▸ Data supplied:

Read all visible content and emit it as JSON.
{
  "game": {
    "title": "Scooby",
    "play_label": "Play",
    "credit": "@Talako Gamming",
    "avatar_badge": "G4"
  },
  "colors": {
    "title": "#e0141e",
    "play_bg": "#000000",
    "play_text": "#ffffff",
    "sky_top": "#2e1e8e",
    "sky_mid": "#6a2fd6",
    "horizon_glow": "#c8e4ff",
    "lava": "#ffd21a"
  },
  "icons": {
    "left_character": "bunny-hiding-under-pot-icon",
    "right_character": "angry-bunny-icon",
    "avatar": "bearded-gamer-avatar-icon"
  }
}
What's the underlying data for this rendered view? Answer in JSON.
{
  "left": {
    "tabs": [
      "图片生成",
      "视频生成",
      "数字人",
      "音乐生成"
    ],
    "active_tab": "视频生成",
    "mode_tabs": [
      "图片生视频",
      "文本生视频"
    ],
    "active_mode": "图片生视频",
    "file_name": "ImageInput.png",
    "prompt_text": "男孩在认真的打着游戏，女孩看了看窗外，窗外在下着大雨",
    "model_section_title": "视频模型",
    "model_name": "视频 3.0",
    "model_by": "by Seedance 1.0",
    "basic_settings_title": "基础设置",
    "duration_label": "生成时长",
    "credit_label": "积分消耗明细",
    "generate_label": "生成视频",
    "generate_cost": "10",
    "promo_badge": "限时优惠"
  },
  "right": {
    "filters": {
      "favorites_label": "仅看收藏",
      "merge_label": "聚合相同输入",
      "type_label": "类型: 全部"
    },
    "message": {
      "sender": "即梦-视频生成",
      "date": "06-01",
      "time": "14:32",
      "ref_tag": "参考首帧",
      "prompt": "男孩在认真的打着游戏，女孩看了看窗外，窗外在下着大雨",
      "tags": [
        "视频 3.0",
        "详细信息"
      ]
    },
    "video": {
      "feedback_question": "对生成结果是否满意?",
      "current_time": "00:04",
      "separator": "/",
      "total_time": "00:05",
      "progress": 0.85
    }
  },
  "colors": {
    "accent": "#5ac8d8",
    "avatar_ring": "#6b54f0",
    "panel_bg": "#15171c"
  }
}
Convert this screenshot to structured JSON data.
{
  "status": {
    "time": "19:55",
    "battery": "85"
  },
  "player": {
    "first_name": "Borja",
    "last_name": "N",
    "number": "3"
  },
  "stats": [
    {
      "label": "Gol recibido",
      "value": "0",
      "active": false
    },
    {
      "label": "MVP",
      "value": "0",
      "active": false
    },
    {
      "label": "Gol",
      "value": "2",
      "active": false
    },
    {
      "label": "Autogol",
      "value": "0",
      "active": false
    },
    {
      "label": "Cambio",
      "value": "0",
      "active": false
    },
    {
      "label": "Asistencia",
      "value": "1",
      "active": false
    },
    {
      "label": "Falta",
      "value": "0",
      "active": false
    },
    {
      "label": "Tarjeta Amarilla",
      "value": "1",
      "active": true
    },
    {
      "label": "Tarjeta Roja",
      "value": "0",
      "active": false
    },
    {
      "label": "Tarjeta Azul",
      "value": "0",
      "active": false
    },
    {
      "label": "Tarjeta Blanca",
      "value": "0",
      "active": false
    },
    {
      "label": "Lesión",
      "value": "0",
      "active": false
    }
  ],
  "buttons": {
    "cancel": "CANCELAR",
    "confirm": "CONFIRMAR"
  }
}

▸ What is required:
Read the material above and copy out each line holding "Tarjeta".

▸ Written solution:
      "label": "Tarjeta Amarilla",
      "label": "Tarjeta Roja",
      "label": "Tarjeta Azul",
      "label": "Tarjeta Blanca",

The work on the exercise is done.